East Valley Athletic Director Joe Kostecka lays out Mountain View Lancer and East Valley Middle School Squires uniforms that will be sold during Friday’s sale. SR photo/J. Bart Rayniak
If you have fond memories of being a Mountain View Middle School Landers or East Valley Middle School Squires, now is your chance to own a piece of your history. Reporter Lisa Leinberger has a story in today's Valley Voice on the upcoming sale of old softball, cross country, westling, football and other uniforms. All students in the combined East Valley Middle School will become the Knights, so the district has no need for the old uniforms. They will be sold from 2 to 6 p.m. Friday at the middle school, 4920 N. Progress Road. The district will use the proceeds to buy new uniforms.
Lisa also has a story on newly approved agreements with the classified staff and principals unions in the Central Valley School District. Both groups have agreed to accept pay cuts after the state cut the amount given to school districts for their salaries.

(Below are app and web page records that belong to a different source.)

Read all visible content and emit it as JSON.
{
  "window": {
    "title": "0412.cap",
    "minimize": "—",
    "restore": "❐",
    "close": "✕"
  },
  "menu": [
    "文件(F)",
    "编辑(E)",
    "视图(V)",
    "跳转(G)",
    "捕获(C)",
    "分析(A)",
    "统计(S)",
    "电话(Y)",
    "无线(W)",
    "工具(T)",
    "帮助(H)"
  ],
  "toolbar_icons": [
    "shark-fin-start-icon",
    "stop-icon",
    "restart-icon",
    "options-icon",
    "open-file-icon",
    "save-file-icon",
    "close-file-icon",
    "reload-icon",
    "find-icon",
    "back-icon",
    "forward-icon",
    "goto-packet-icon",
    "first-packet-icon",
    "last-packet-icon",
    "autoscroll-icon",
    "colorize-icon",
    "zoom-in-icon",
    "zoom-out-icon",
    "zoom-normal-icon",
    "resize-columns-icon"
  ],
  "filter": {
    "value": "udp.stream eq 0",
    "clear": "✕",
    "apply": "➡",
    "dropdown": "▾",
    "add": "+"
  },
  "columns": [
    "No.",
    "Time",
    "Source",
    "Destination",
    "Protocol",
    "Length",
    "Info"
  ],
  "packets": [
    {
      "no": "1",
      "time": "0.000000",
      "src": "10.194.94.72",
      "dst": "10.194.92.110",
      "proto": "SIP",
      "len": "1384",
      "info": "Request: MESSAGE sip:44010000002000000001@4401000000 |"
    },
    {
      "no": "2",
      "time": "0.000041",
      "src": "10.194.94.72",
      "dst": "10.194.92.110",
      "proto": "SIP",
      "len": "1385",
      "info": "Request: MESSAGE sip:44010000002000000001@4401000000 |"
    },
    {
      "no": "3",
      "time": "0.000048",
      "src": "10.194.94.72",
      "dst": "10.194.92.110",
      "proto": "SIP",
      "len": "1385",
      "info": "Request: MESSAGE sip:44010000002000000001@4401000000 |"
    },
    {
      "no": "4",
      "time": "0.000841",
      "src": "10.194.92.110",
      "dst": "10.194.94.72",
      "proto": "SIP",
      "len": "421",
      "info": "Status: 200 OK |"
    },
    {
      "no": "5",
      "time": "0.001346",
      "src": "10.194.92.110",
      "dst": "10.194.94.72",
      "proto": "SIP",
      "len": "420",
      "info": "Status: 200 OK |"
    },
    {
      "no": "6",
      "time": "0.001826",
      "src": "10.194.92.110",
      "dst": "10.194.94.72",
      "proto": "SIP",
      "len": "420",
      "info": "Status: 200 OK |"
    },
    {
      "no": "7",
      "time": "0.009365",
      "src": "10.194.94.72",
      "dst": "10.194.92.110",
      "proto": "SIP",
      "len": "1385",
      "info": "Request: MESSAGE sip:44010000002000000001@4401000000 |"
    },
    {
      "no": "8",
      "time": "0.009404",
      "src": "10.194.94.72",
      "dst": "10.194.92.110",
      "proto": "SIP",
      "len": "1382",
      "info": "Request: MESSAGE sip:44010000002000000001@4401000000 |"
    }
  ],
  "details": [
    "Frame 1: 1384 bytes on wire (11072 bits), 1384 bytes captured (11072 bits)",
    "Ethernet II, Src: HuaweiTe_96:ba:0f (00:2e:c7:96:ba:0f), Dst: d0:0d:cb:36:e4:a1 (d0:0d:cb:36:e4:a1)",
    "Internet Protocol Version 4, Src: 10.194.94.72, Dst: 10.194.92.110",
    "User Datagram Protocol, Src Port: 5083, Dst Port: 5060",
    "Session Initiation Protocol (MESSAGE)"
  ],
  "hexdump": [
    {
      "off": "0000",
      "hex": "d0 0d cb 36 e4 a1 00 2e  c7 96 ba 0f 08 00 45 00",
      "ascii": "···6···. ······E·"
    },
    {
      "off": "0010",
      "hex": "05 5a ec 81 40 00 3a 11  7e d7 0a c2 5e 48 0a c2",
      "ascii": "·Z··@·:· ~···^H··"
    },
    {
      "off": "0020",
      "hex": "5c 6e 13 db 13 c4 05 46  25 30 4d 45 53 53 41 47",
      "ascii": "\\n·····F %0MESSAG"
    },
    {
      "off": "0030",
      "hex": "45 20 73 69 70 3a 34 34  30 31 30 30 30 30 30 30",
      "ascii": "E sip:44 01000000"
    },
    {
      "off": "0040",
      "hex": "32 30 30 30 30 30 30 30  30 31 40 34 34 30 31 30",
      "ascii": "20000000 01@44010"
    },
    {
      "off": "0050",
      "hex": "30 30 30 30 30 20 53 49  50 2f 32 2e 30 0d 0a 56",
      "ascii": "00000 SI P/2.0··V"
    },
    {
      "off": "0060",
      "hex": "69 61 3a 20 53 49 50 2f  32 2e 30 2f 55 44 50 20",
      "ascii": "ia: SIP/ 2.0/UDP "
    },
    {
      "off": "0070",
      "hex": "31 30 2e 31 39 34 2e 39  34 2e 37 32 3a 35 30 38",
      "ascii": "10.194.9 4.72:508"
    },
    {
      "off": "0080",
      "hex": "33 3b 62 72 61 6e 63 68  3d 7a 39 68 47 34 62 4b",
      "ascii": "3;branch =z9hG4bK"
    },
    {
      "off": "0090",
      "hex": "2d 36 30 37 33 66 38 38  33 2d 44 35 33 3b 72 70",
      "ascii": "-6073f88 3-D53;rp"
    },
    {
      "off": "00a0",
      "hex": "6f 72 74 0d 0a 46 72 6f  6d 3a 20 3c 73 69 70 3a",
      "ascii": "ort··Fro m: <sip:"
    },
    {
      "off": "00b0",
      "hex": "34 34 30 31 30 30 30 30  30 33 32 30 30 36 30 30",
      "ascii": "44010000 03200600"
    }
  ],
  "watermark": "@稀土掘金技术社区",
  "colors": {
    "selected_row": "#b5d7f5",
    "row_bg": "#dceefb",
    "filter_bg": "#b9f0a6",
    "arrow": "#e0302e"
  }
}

There was a lengthy debate at this week's Spokane Valley City Council meeting on whether to fund a study to possibly create railroad quiet zones on two crossings on the Union Pacific line north of Trent and west of Millwood. The proposal was voted down, but not before a discussion on who has the authority to select the city's consultants that was touched off by councilman Arne Woodard presenting the council and staff with a brochure from a company in Texas he thought the city should do business with.